*** Opening of MATERIAL PROVIDED ***
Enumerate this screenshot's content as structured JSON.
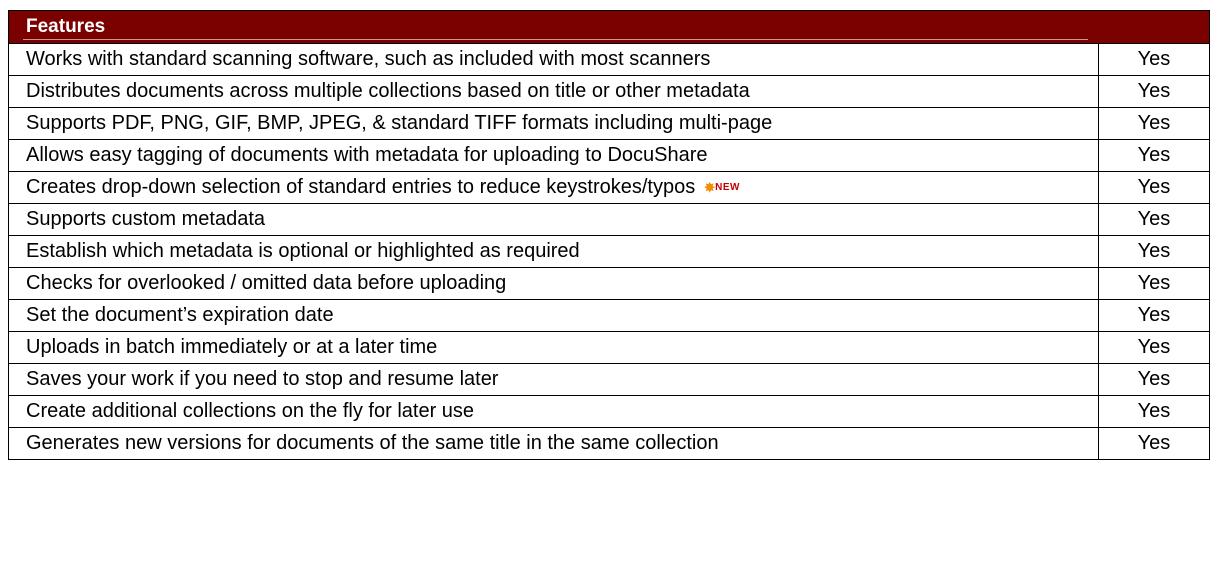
{
  "header": {
    "title": "Features"
  },
  "rows": [
    {
      "feature": "Works with standard scanning software, such as included with most scanners",
      "value": "Yes"
    },
    {
      "feature": "Distributes documents across multiple collections based on title or other metadata",
      "value": "Yes"
    },
    {
      "feature": "Supports PDF, PNG, GIF, BMP, JPEG, & standard TIFF formats including multi-page",
      "value": "Yes"
    },
    {
      "feature": "Allows easy tagging of documents with metadata for uploading to DocuShare",
      "value": "Yes"
    },
    {
      "feature": "Creates drop-down selection of standard entries to reduce keystrokes/typos",
      "value": "Yes",
      "badge": "NEW"
    },
    {
      "feature": "Supports custom metadata",
      "value": "Yes"
    },
    {
      "feature": "Establish which metadata is optional or highlighted as required",
      "value": "Yes"
    },
    {
      "feature": "Checks for overlooked / omitted data before uploading",
      "value": "Yes"
    },
    {
      "feature": "Set the document’s expiration date",
      "value": "Yes"
    },
    {
      "feature": "Uploads in batch immediately or at a later time",
      "value": "Yes"
    },
    {
      "feature": "Saves your work if you need to stop and resume later",
      "value": "Yes"
    },
    {
      "feature": "Create additional collections on the fly for later use",
      "value": "Yes"
    },
    {
      "feature": "Generates new versions for documents of the same title in the same collection",
      "value": "Yes"
    }
  ],
  "colors": {
    "header_background": "#7b0000",
    "header_text": "#ffffff",
    "badge_star": "#f28c00",
    "badge_text": "#c40000"
  }
}
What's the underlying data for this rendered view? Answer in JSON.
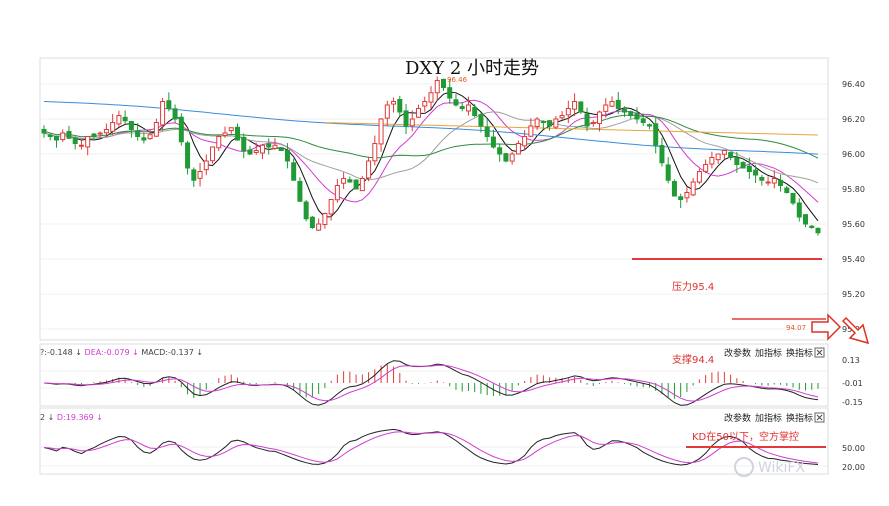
{
  "title": "DXY 2 小时走势",
  "colors": {
    "up": "#e03a3a",
    "down": "#1f9a34",
    "ma_black": "#111111",
    "ma_magenta": "#d13cd1",
    "ma_gray": "#a0a0a0",
    "ma_green": "#2e8b3e",
    "ma_blue": "#3a8ed8",
    "ma_orange": "#e8a43a",
    "support": "#e23a3a",
    "arrow": "#e03020",
    "grid": "#e6e6e6"
  },
  "chart_data": [
    {
      "type": "candlestick",
      "yticks": [
        "96.40",
        "96.20",
        "96.00",
        "95.80",
        "95.60",
        "95.40",
        "95.20",
        "95.00"
      ],
      "ylim": [
        94.95,
        96.5
      ],
      "price_labels": {
        "high": "96.46",
        "low": "94.07"
      },
      "close_path": [
        96.12,
        96.1,
        96.08,
        96.12,
        96.09,
        96.06,
        96.05,
        96.1,
        96.1,
        96.12,
        96.14,
        96.18,
        96.22,
        96.19,
        96.14,
        96.1,
        96.08,
        96.11,
        96.18,
        96.3,
        96.26,
        96.2,
        96.07,
        95.92,
        95.85,
        95.9,
        95.96,
        96.04,
        96.1,
        96.12,
        96.15,
        96.08,
        96.02,
        96.0,
        96.02,
        96.05,
        96.04,
        96.05,
        96.02,
        95.96,
        95.85,
        95.73,
        95.63,
        95.58,
        95.6,
        95.66,
        95.74,
        95.82,
        95.86,
        95.84,
        95.8,
        95.86,
        95.96,
        96.06,
        96.2,
        96.28,
        96.3,
        96.24,
        96.16,
        96.2,
        96.26,
        96.3,
        96.35,
        96.42,
        96.38,
        96.32,
        96.28,
        96.26,
        96.28,
        96.22,
        96.16,
        96.1,
        96.04,
        96.0,
        95.96,
        96.0,
        96.06,
        96.1,
        96.16,
        96.2,
        96.18,
        96.16,
        96.2,
        96.22,
        96.26,
        96.3,
        96.24,
        96.16,
        96.18,
        96.24,
        96.28,
        96.3,
        96.26,
        96.24,
        96.22,
        96.2,
        96.18,
        96.16,
        96.05,
        95.95,
        95.85,
        95.76,
        95.74,
        95.78,
        95.84,
        95.9,
        95.94,
        95.98,
        96.0,
        96.02,
        95.98,
        95.94,
        95.92,
        95.9,
        95.88,
        95.85,
        95.84,
        95.86,
        95.82,
        95.78,
        95.72,
        95.64,
        95.6,
        95.58,
        95.55
      ],
      "annotations": [
        "压力95.4",
        "支撑94.4"
      ]
    },
    {
      "type": "macd",
      "label_parts": [
        {
          "text": "?:-0.148",
          "color": "#444444"
        },
        {
          "text": "↓",
          "color": "#444444"
        },
        {
          "text": "DEA:-0.079",
          "color": "#d13cd1"
        },
        {
          "text": "↓",
          "color": "#d13cd1"
        },
        {
          "text": "MACD:-0.137",
          "color": "#444444"
        },
        {
          "text": "↓",
          "color": "#444444"
        }
      ],
      "yticks": [
        "0.13",
        "-0.01",
        "-0.15"
      ],
      "buttons": [
        "改参数",
        "加指标",
        "换指标"
      ]
    },
    {
      "type": "kd",
      "label_parts": [
        {
          "text": "2",
          "color": "#444444"
        },
        {
          "text": "↓",
          "color": "#444444"
        },
        {
          "text": "D:19.369",
          "color": "#d13cd1"
        },
        {
          "text": "↓",
          "color": "#d13cd1"
        }
      ],
      "yticks": [
        "50.00",
        "20.00"
      ],
      "buttons": [
        "改参数",
        "加指标",
        "换指标"
      ],
      "annotation": "KD在50以下，空方掌控"
    }
  ],
  "watermark": "WikiFX"
}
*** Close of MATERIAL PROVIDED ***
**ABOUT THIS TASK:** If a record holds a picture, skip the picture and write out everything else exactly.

**YOUR SOLUTION:**
Enumerate this screenshot's content as structured JSON.
{
  "header": {
    "title": "Features"
  },
  "rows": [
    {
      "feature": "Works with standard scanning software, such as included with most scanners",
      "value": "Yes"
    },
    {
      "feature": "Distributes documents across multiple collections based on title or other metadata",
      "value": "Yes"
    },
    {
      "feature": "Supports PDF, PNG, GIF, BMP, JPEG, & standard TIFF formats including multi-page",
      "value": "Yes"
    },
    {
      "feature": "Allows easy tagging of documents with metadata for uploading to DocuShare",
      "value": "Yes"
    },
    {
      "feature": "Creates drop-down selection of standard entries to reduce keystrokes/typos",
      "value": "Yes",
      "badge": "NEW"
    },
    {
      "feature": "Supports custom metadata",
      "value": "Yes"
    },
    {
      "feature": "Establish which metadata is optional or highlighted as required",
      "value": "Yes"
    },
    {
      "feature": "Checks for overlooked / omitted data before uploading",
      "value": "Yes"
    },
    {
      "feature": "Set the document’s expiration date",
      "value": "Yes"
    },
    {
      "feature": "Uploads in batch immediately or at a later time",
      "value": "Yes"
    },
    {
      "feature": "Saves your work if you need to stop and resume later",
      "value": "Yes"
    },
    {
      "feature": "Create additional collections on the fly for later use",
      "value": "Yes"
    },
    {
      "feature": "Generates new versions for documents of the same title in the same collection",
      "value": "Yes"
    }
  ],
  "colors": {
    "header_background": "#7b0000",
    "header_text": "#ffffff",
    "badge_star": "#f28c00",
    "badge_text": "#c40000"
  }
}
What's the underlying data for this rendered view? Answer in JSON.
{
  "title": "DXY 2 小时走势",
  "colors": {
    "up": "#e03a3a",
    "down": "#1f9a34",
    "ma_black": "#111111",
    "ma_magenta": "#d13cd1",
    "ma_gray": "#a0a0a0",
    "ma_green": "#2e8b3e",
    "ma_blue": "#3a8ed8",
    "ma_orange": "#e8a43a",
    "support": "#e23a3a",
    "arrow": "#e03020",
    "grid": "#e6e6e6"
  },
  "chart_data": [
    {
      "type": "candlestick",
      "yticks": [
        "96.40",
        "96.20",
        "96.00",
        "95.80",
        "95.60",
        "95.40",
        "95.20",
        "95.00"
      ],
      "ylim": [
        94.95,
        96.5
      ],
      "price_labels": {
        "high": "96.46",
        "low": "94.07"
      },
      "close_path": [
        96.12,
        96.1,
        96.08,
        96.12,
        96.09,
        96.06,
        96.05,
        96.1,
        96.1,
        96.12,
        96.14,
        96.18,
        96.22,
        96.19,
        96.14,
        96.1,
        96.08,
        96.11,
        96.18,
        96.3,
        96.26,
        96.2,
        96.07,
        95.92,
        95.85,
        95.9,
        95.96,
        96.04,
        96.1,
        96.12,
        96.15,
        96.08,
        96.02,
        96.0,
        96.02,
        96.05,
        96.04,
        96.05,
        96.02,
        95.96,
        95.85,
        95.73,
        95.63,
        95.58,
        95.6,
        95.66,
        95.74,
        95.82,
        95.86,
        95.84,
        95.8,
        95.86,
        95.96,
        96.06,
        96.2,
        96.28,
        96.3,
        96.24,
        96.16,
        96.2,
        96.26,
        96.3,
        96.35,
        96.42,
        96.38,
        96.32,
        96.28,
        96.26,
        96.28,
        96.22,
        96.16,
        96.1,
        96.04,
        96.0,
        95.96,
        96.0,
        96.06,
        96.1,
        96.16,
        96.2,
        96.18,
        96.16,
        96.2,
        96.22,
        96.26,
        96.3,
        96.24,
        96.16,
        96.18,
        96.24,
        96.28,
        96.3,
        96.26,
        96.24,
        96.22,
        96.2,
        96.18,
        96.16,
        96.05,
        95.95,
        95.85,
        95.76,
        95.74,
        95.78,
        95.84,
        95.9,
        95.94,
        95.98,
        96.0,
        96.02,
        95.98,
        95.94,
        95.92,
        95.9,
        95.88,
        95.85,
        95.84,
        95.86,
        95.82,
        95.78,
        95.72,
        95.64,
        95.6,
        95.58,
        95.55
      ],
      "annotations": [
        "压力95.4",
        "支撑94.4"
      ]
    },
    {
      "type": "macd",
      "label_parts": [
        {
          "text": "?:-0.148",
          "color": "#444444"
        },
        {
          "text": "↓",
          "color": "#444444"
        },
        {
          "text": "DEA:-0.079",
          "color": "#d13cd1"
        },
        {
          "text": "↓",
          "color": "#d13cd1"
        },
        {
          "text": "MACD:-0.137",
          "color": "#444444"
        },
        {
          "text": "↓",
          "color": "#444444"
        }
      ],
      "yticks": [
        "0.13",
        "-0.01",
        "-0.15"
      ],
      "buttons": [
        "改参数",
        "加指标",
        "换指标"
      ]
    },
    {
      "type": "kd",
      "label_parts": [
        {
          "text": "2",
          "color": "#444444"
        },
        {
          "text": "↓",
          "color": "#444444"
        },
        {
          "text": "D:19.369",
          "color": "#d13cd1"
        },
        {
          "text": "↓",
          "color": "#d13cd1"
        }
      ],
      "yticks": [
        "50.00",
        "20.00"
      ],
      "buttons": [
        "改参数",
        "加指标",
        "换指标"
      ],
      "annotation": "KD在50以下，空方掌控"
    }
  ],
  "watermark": "WikiFX"
}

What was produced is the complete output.